A randomized placebo-controlled trial of tideglusib vs. placebo in the treatment of adolescents with ASD

Children and adolescents with ASD often have problems talking with other people and making friends. They usually also have repetitive behaviours that interfere with their day-to-day living.

The POND Network Clinical Trials Group is looking for young people with ASD, aged 12 to 17, to take part in a study of the medication tideglusib. The goal of the study is to see if the medication tideglusib helps to improve symptoms of Autism Spectrum Disorder, specifically social engagement, social function (e.g., learning how to talk to others, making friends) and repetitive behaviours.

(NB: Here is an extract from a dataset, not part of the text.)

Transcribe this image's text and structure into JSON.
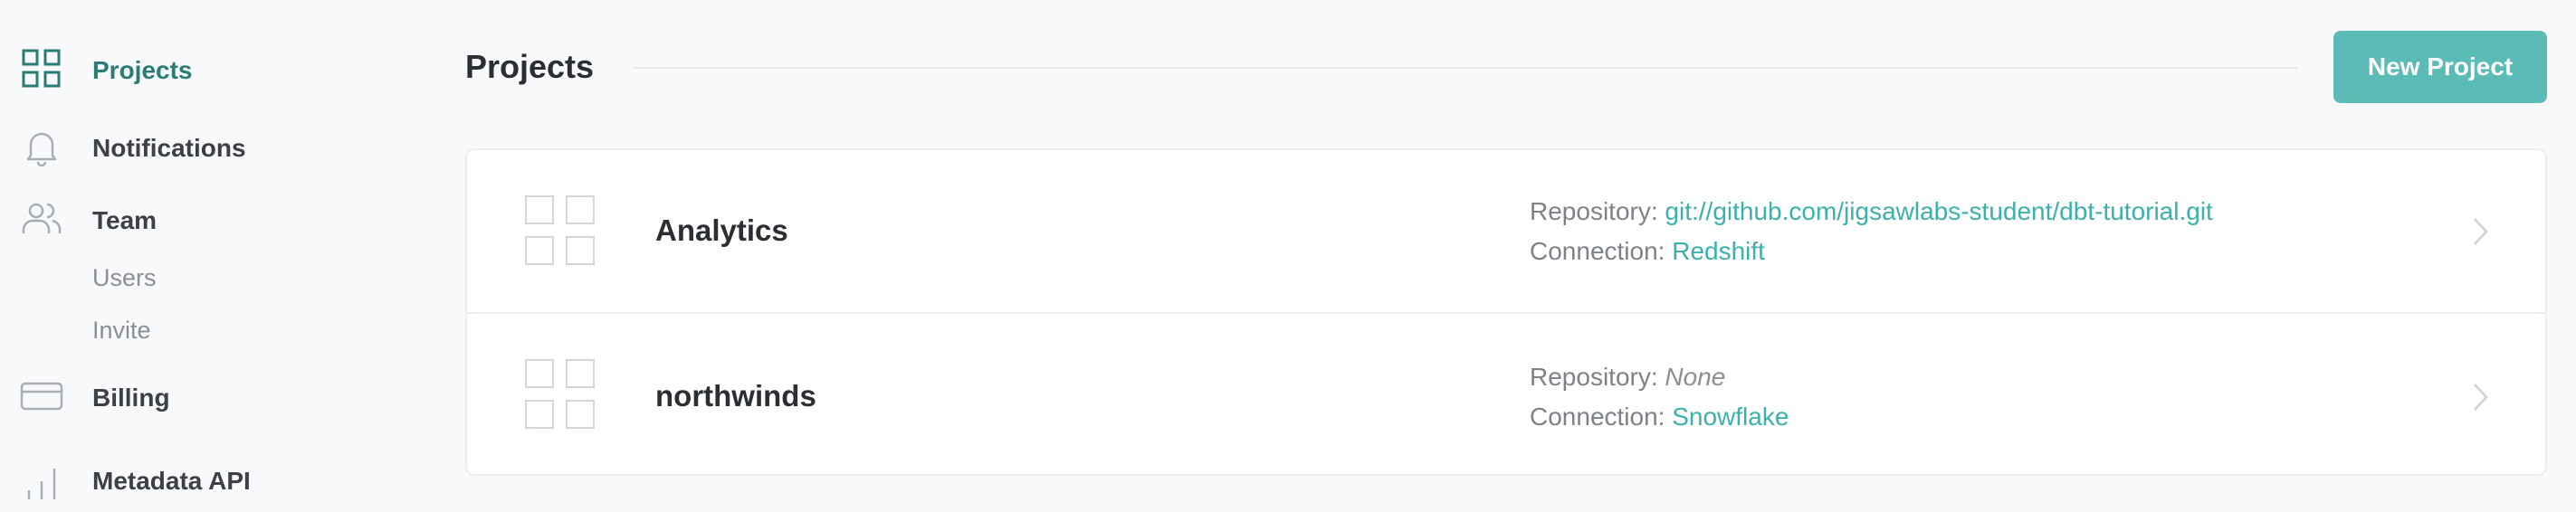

The study lasts a total of 16 weeks (about 4 months) and involves taking the medication dissolved in water every day for three months, with a follow up visit one month later. You and your child will first be asked to come in for a screening session; through talking with you and completing some assessments we will determine if your child meets eligibility criteria. If your child meets criteria, then you will then receive either tideglusib or placebo. Visits will take place every two weeks while your child is taking the drug or placebo. This study also has an optional continuation part, which means that if you were given placebo, you will be able to take tideglusib at the end of the four months. The same tests and procedures will be followed that were followed during the main study.

For more information about this study, please contact one of the participating sites below:

Holland Bloorview Kids Rehabilitation Hospital, Toronto, ON

Naomi Peleg, Tideglusib Study Coordinator


(416) 425.6220 x 3456

Western University / Lawson Health Research Institute, London, ON

Ahsan Ahmad, Tideglusib Study Coordinator


(519) 685-8500 x 74906

McMaster University, Hamilton, ON

Alessia Greco, Tideglusib Study Coordinator


(905) 521-2100 x 74906


The doctors involved in this study at each of POND’s research sites are:

Dr. Evdokia Anagnostou, Holland Bloorview Kids Rehabilitation Hospital

Dr. Rob Nicholson, Lawson Health Research Institute

Dr. Teresa Bennett, McMaster University/McMaster Children’s Hospital